Towards the end of October, with a spell of several months working away from home looming, I was keeping an eye on the weather charts for a day of settled weather to go paddling. A forecast day of very light winds and dry conditions looked ideal, so Allan and I discussed where we might go. The simple choice would have been the Moray Firth, but the autumn colours blazing across Scotland tempted us to look for a location to combine a day paddle with the autumnal trees.
Our choice was Loch Laggan, a fresh water loch a couple of hours drive from home. I've paddled here before in autumn when the colours were at their best..... we hoped for something similar. Actually this was the second freshwater loch I'd paddled in a couple of weeks - but more about the other one in a future post.
Grey and misty weather on the drive across wasn't greatly encouraging, but the mist was beginning to break up as we unloaded our boats by the roadside just west of the car park for Creag Meagaidh National Nature Reserve. The comparatively dry summer had resulted in quite low water levels, as a result the carry was quite a bit longer than I remembered!
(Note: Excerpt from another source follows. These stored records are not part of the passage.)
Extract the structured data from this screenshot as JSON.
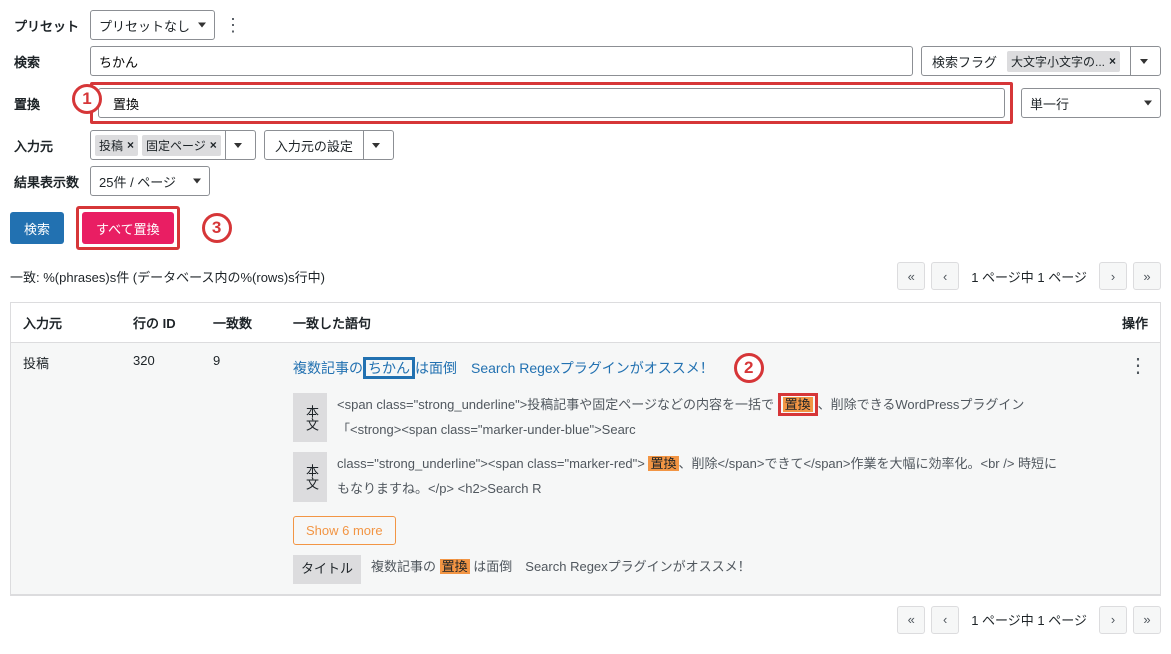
{
  "form": {
    "preset_label": "プリセット",
    "preset_value": "プリセットなし",
    "search_label": "検索",
    "search_value": "ちかん",
    "search_flags_label": "検索フラグ",
    "search_flags_pill": "大文字小文字の...",
    "replace_label": "置換",
    "replace_value": "置換",
    "replace_mode": "単一行",
    "source_label": "入力元",
    "source_pill_post": "投稿",
    "source_pill_page": "固定ページ",
    "source_settings": "入力元の設定",
    "perpage_label": "結果表示数",
    "perpage_value": "25件 / ページ",
    "btn_search": "検索",
    "btn_replace_all": "すべて置換"
  },
  "callouts": {
    "one": "1",
    "two": "2",
    "three": "3"
  },
  "matches_text": "一致: %(phrases)s件 (データベース内の%(rows)s行中)",
  "pager": {
    "first": "«",
    "prev": "‹",
    "text": "1 ページ中 1 ページ",
    "next": "›",
    "last": "»"
  },
  "results_header": {
    "source": "入力元",
    "id": "行の ID",
    "matches": "一致数",
    "phrase": "一致した語句",
    "ops": "操作"
  },
  "row": {
    "source": "投稿",
    "id": "320",
    "matches": "9",
    "title_pre": "複数記事の",
    "title_hl": "ちかん",
    "title_post": "は面倒　Search Regexプラグインがオススメ！",
    "body_tag": "本文",
    "body1_pre": "<span class=\"strong_underline\">投稿記事や固定ページなどの内容を一括で ",
    "body1_hl": "置換",
    "body1_post": "、削除できるWordPressプラグイン「<strong><span class=\"marker-under-blue\">Searc",
    "body2_pre": "class=\"strong_underline\"><span class=\"marker-red\"> ",
    "body2_hl": "置換",
    "body2_post": "、削除</span>できて</span>作業を大幅に効率化。<br /> 時短にもなりますね。</p> <h2>Search R",
    "show_more": "Show 6 more",
    "title_tag": "タイトル",
    "titleline_pre": "複数記事の ",
    "titleline_hl": "置換",
    "titleline_post": " は面倒　Search Regexプラグインがオススメ！"
  }
}
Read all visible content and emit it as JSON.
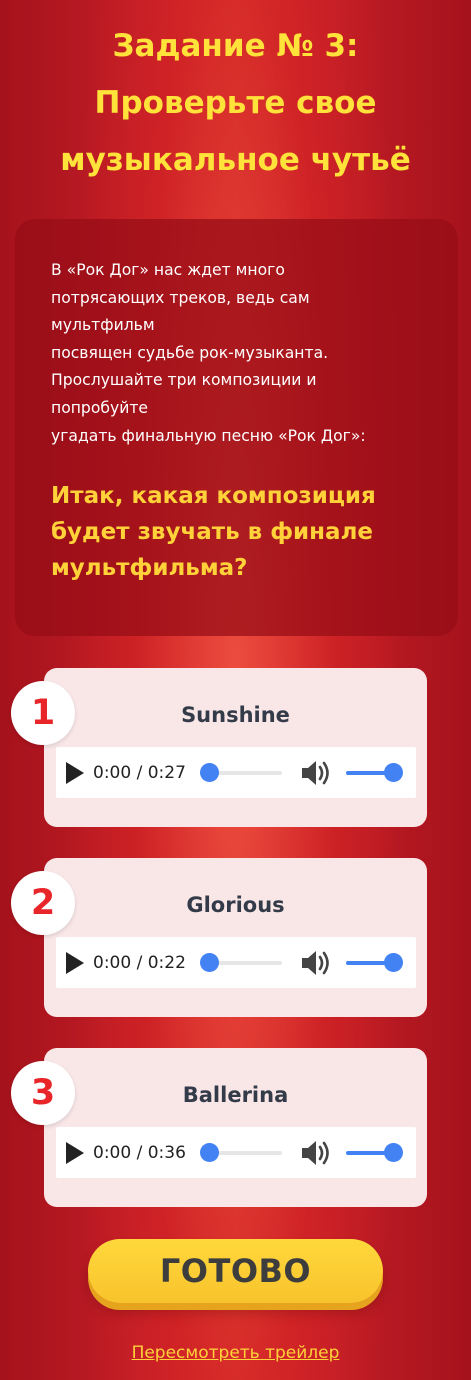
{
  "header": {
    "title_lines": [
      "Задание № 3:",
      "Проверьте свое",
      "музыкальное чутьё"
    ]
  },
  "info": {
    "text_lines": [
      "В «Рок Дог» нас ждет много",
      "потрясающих треков, ведь сам",
      "мультфильм",
      "посвящен судьбе рок-музыканта.",
      "Прослушайте три композиции и",
      "попробуйте",
      "угадать финальную песню «Рок Дог»:"
    ],
    "question_lines": [
      "Итак, какая композиция",
      "будет звучать в финале",
      "мультфильма?"
    ]
  },
  "tracks": [
    {
      "number": "1",
      "name": "Sunshine",
      "time": "0:00 / 0:27",
      "progress": 0,
      "volume": 1
    },
    {
      "number": "2",
      "name": "Glorious",
      "time": "0:00 / 0:22",
      "progress": 0,
      "volume": 1
    },
    {
      "number": "3",
      "name": "Ballerina",
      "time": "0:00 / 0:36",
      "progress": 0,
      "volume": 1
    }
  ],
  "player": {
    "play_icon": "play-icon",
    "volume_icon": "volume-icon"
  },
  "actions": {
    "done_label": "ГОТОВО",
    "trailer_link": "Пересмотреть трейлер"
  },
  "colors": {
    "background": "#c8202a",
    "title": "#ffe23a",
    "question": "#ffd23a",
    "card": "#f9e7e8",
    "number": "#e8262a",
    "player_accent": "#4282f3",
    "button": "#f8c32c"
  }
}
Conditions were rapidly improving as we started out, initially heading southwest along the northern shore under a vast cloudscape. The A86 road runs close to the shore, but for almost the entire length of the loch is hidden from the water and we were hardly conscious of it.
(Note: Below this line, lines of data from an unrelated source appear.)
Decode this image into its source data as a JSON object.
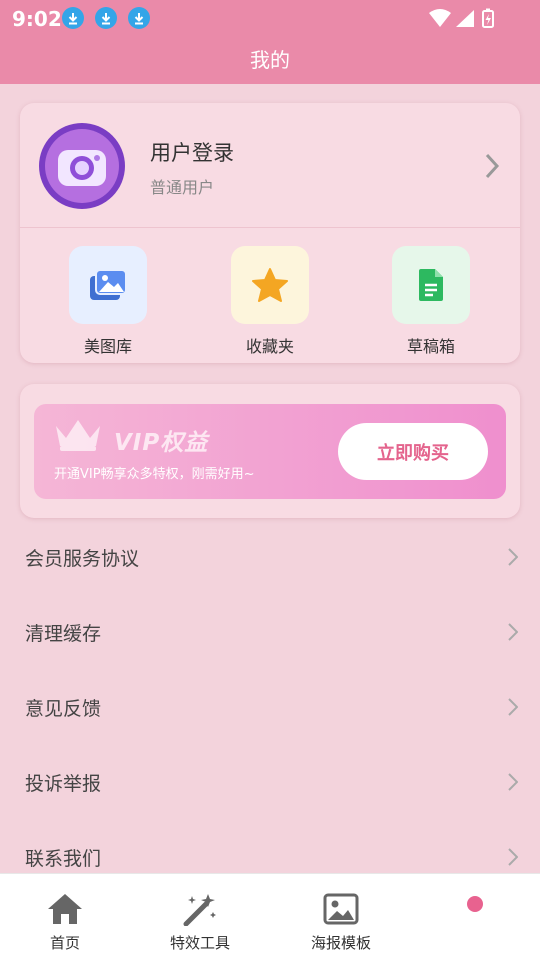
{
  "status_bar": {
    "time": "9:02"
  },
  "header": {
    "title": "我的"
  },
  "profile": {
    "name": "用户登录",
    "level": "普通用户"
  },
  "quick_actions": [
    {
      "label": "美图库",
      "icon": "gallery-icon",
      "bg": "#e7efff"
    },
    {
      "label": "收藏夹",
      "icon": "star-icon",
      "bg": "#fdf5dc"
    },
    {
      "label": "草稿箱",
      "icon": "document-icon",
      "bg": "#e6f7ea"
    }
  ],
  "vip": {
    "title": "VIP权益",
    "description": "开通VIP畅享众多特权，刚需好用~",
    "button": "立即购买"
  },
  "menu": [
    "会员服务协议",
    "清理缓存",
    "意见反馈",
    "投诉举报",
    "联系我们"
  ],
  "tabs": [
    {
      "label": "首页",
      "icon": "home-icon"
    },
    {
      "label": "特效工具",
      "icon": "magic-wand-icon"
    },
    {
      "label": "海报模板",
      "icon": "image-icon"
    },
    {
      "label": "",
      "icon": "profile-icon"
    }
  ],
  "colors": {
    "accent": "#ea8aa9",
    "background": "#f3d3dc"
  }
}
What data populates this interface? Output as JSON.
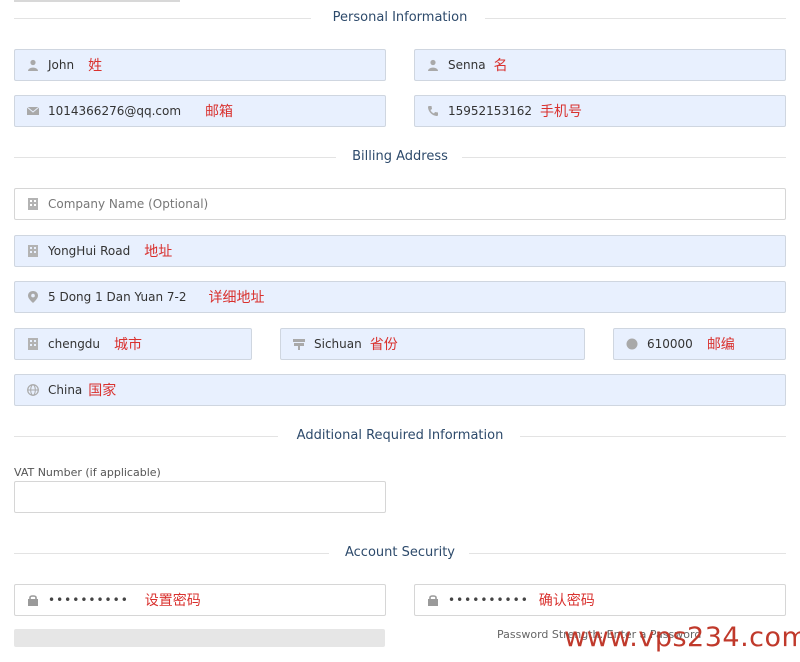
{
  "sections": {
    "personal": "Personal Information",
    "billing": "Billing Address",
    "additional": "Additional Required Information",
    "security": "Account Security"
  },
  "personal": {
    "first_name": {
      "value": "John",
      "note": "姓"
    },
    "last_name": {
      "value": "Senna",
      "note": "名"
    },
    "email": {
      "value": "1014366276@qq.com",
      "note": "邮箱"
    },
    "phone": {
      "value": "15952153162",
      "note": "手机号"
    }
  },
  "billing": {
    "company": {
      "placeholder": "Company Name (Optional)"
    },
    "address1": {
      "value": "YongHui Road",
      "note": "地址"
    },
    "address2": {
      "value": "5 Dong 1 Dan Yuan 7-2",
      "note": "详细地址"
    },
    "city": {
      "value": "chengdu",
      "note": "城市"
    },
    "state": {
      "value": "Sichuan",
      "note": "省份"
    },
    "postcode": {
      "value": "610000",
      "note": "邮编"
    },
    "country": {
      "value": "China",
      "note": "国家"
    }
  },
  "additional": {
    "vat_label": "VAT Number (if applicable)",
    "vat_value": ""
  },
  "security": {
    "password": {
      "value": "••••••••••",
      "note": "设置密码"
    },
    "confirm": {
      "value": "••••••••••",
      "note": "确认密码"
    },
    "strength_text": "Password Strength: Enter a Password"
  },
  "watermark": "www.vps234.com",
  "icons": {
    "user": "user-icon",
    "email": "envelope-icon",
    "phone": "phone-icon",
    "building": "building-icon",
    "map": "map-marker-icon",
    "state": "signpost-icon",
    "postcode": "certificate-icon",
    "globe": "globe-icon",
    "lock": "lock-icon"
  },
  "colors": {
    "field_bg": "#e8f0fe",
    "section_title": "#2d4a6b",
    "note_red": "#d9312e"
  }
}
The mist broke up rapidly to give views up to some of Creag Meagaidh's southern corries above woods of birch, oak and rowan. Warm sunshine began to light the scene and we were soon thinking about removing a layer of clothing.
Quite suddenly, the breeze died completely to leave very calm water - with no coastal swell the change was rapid and noticeable. Ahead we had a long view down Glen Spean to the distant Grey Corries. Kayaking on freshwater lochs may lack some of the vibrant interest of the coastal environment, but being surrounded by mountains does offer a great perspective.
We arrived at the southwestern end of the loch and landed on a large, flat beach criss-crossed with the tracks of deer, herons and geese - but devoid of human footprints. We found a spot of grass to sit on and took first luncheon while enjoying the views along the length of the loch and across to Creag Meagaidh's outlier spurs. We were in no hurry at all, the pleasant weather and the view suited the relaxed pace of the day perfectly.
Leaving the beach we started back along the southern shore of the loch, which has an estate track but no public road. The colours in some of the Birch trees were absolutely stunning.
Allan is a keen motorcyclist and had recently done a long route across the Highlands including circuits of several lochs. He pointed out that in the vast majority of cases the main roads pass along the north shores of lochs while the southern shores have minor roads, if there's any road at all. We speculated that this might be due to the north shores getting more sunlight in the winter, so being snow-free for longer than the southern shores which would be in shade?
While we were reflecting on the geography of Highland roads, we were treated to some superb reflections right alongside our boats - it seemed a shame to disturb the effect with the ripples from our boats!